Print every one of the records verbatim, omitting nothing.

Extracted data entries:
>>>>
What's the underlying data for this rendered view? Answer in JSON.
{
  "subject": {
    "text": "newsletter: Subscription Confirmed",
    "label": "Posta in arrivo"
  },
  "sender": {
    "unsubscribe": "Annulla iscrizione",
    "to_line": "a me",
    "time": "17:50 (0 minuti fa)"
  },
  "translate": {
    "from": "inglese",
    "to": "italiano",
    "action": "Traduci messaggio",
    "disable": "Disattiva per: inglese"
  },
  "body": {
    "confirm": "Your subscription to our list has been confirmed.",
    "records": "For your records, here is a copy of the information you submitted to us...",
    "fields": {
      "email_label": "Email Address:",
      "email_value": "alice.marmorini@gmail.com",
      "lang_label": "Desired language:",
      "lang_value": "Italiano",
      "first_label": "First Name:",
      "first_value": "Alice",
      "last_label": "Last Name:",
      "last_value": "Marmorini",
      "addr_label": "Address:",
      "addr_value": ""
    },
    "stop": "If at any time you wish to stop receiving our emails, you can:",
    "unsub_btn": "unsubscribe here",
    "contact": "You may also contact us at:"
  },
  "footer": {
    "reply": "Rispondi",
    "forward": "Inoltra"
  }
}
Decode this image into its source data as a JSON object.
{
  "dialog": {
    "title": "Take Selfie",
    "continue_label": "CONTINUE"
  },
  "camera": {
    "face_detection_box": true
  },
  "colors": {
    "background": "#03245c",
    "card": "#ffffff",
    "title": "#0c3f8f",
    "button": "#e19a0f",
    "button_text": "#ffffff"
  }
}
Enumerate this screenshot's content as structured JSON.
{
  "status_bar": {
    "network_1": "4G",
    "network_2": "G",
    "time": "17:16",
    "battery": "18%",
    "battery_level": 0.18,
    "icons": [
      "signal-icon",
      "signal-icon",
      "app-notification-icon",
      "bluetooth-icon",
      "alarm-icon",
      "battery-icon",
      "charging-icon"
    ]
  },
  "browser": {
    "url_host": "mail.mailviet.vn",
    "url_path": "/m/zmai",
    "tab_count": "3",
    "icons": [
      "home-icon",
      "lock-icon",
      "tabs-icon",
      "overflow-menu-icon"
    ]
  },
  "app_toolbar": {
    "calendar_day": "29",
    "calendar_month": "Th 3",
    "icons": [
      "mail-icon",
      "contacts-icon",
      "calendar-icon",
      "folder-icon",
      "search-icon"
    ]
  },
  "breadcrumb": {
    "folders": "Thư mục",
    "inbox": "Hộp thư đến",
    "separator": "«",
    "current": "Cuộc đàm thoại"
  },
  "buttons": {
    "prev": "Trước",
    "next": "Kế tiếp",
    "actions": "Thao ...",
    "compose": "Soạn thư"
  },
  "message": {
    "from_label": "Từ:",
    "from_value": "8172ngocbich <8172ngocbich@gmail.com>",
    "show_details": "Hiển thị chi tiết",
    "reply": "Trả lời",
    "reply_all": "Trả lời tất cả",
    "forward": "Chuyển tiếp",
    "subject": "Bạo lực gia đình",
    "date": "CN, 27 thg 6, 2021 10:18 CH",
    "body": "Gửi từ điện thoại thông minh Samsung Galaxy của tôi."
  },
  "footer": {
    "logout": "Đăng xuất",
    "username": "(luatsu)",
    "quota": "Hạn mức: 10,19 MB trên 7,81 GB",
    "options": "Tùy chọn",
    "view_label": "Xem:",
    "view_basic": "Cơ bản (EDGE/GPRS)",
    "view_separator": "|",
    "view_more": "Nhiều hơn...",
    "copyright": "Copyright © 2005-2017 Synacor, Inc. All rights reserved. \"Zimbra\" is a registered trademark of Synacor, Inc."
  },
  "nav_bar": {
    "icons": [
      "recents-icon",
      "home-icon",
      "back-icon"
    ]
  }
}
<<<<
Solution to the exercise:
What's the underlying data for this rendered view? Answer in JSON.
{
  "subject": {
    "text": "newsletter: Subscription Confirmed",
    "label": "Posta in arrivo"
  },
  "sender": {
    "unsubscribe": "Annulla iscrizione",
    "to_line": "a me",
    "time": "17:50 (0 minuti fa)"
  },
  "translate": {
    "from": "inglese",
    "to": "italiano",
    "action": "Traduci messaggio",
    "disable": "Disattiva per: inglese"
  },
  "body": {
    "confirm": "Your subscription to our list has been confirmed.",
    "records": "For your records, here is a copy of the information you submitted to us...",
    "fields": {
      "email_label": "Email Address:",
      "email_value": "alice.marmorini@gmail.com",
      "lang_label": "Desired language:",
      "lang_value": "Italiano",
      "first_label": "First Name:",
      "first_value": "Alice",
      "last_label": "Last Name:",
      "last_value": "Marmorini",
      "addr_label": "Address:",
      "addr_value": ""
    },
    "stop": "If at any time you wish to stop receiving our emails, you can:",
    "unsub_btn": "unsubscribe here",
    "contact": "You may also contact us at:"
  },
  "footer": {
    "reply": "Rispondi",
    "forward": "Inoltra"
  }
}
Decode this image into its source data as a JSON object.
{
  "dialog": {
    "title": "Take Selfie",
    "continue_label": "CONTINUE"
  },
  "camera": {
    "face_detection_box": true
  },
  "colors": {
    "background": "#03245c",
    "card": "#ffffff",
    "title": "#0c3f8f",
    "button": "#e19a0f",
    "button_text": "#ffffff"
  }
}
Enumerate this screenshot's content as structured JSON.
{
  "status_bar": {
    "network_1": "4G",
    "network_2": "G",
    "time": "17:16",
    "battery": "18%",
    "battery_level": 0.18,
    "icons": [
      "signal-icon",
      "signal-icon",
      "app-notification-icon",
      "bluetooth-icon",
      "alarm-icon",
      "battery-icon",
      "charging-icon"
    ]
  },
  "browser": {
    "url_host": "mail.mailviet.vn",
    "url_path": "/m/zmai",
    "tab_count": "3",
    "icons": [
      "home-icon",
      "lock-icon",
      "tabs-icon",
      "overflow-menu-icon"
    ]
  },
  "app_toolbar": {
    "calendar_day": "29",
    "calendar_month": "Th 3",
    "icons": [
      "mail-icon",
      "contacts-icon",
      "calendar-icon",
      "folder-icon",
      "search-icon"
    ]
  },
  "breadcrumb": {
    "folders": "Thư mục",
    "inbox": "Hộp thư đến",
    "separator": "«",
    "current": "Cuộc đàm thoại"
  },
  "buttons": {
    "prev": "Trước",
    "next": "Kế tiếp",
    "actions": "Thao ...",
    "compose": "Soạn thư"
  },
  "message": {
    "from_label": "Từ:",
    "from_value": "8172ngocbich <8172ngocbich@gmail.com>",
    "show_details": "Hiển thị chi tiết",
    "reply": "Trả lời",
    "reply_all": "Trả lời tất cả",
    "forward": "Chuyển tiếp",
    "subject": "Bạo lực gia đình",
    "date": "CN, 27 thg 6, 2021 10:18 CH",
    "body": "Gửi từ điện thoại thông minh Samsung Galaxy của tôi."
  },
  "footer": {
    "logout": "Đăng xuất",
    "username": "(luatsu)",
    "quota": "Hạn mức: 10,19 MB trên 7,81 GB",
    "options": "Tùy chọn",
    "view_label": "Xem:",
    "view_basic": "Cơ bản (EDGE/GPRS)",
    "view_separator": "|",
    "view_more": "Nhiều hơn...",
    "copyright": "Copyright © 2005-2017 Synacor, Inc. All rights reserved. \"Zimbra\" is a registered trademark of Synacor, Inc."
  },
  "nav_bar": {
    "icons": [
      "recents-icon",
      "home-icon",
      "back-icon"
    ]
  }
}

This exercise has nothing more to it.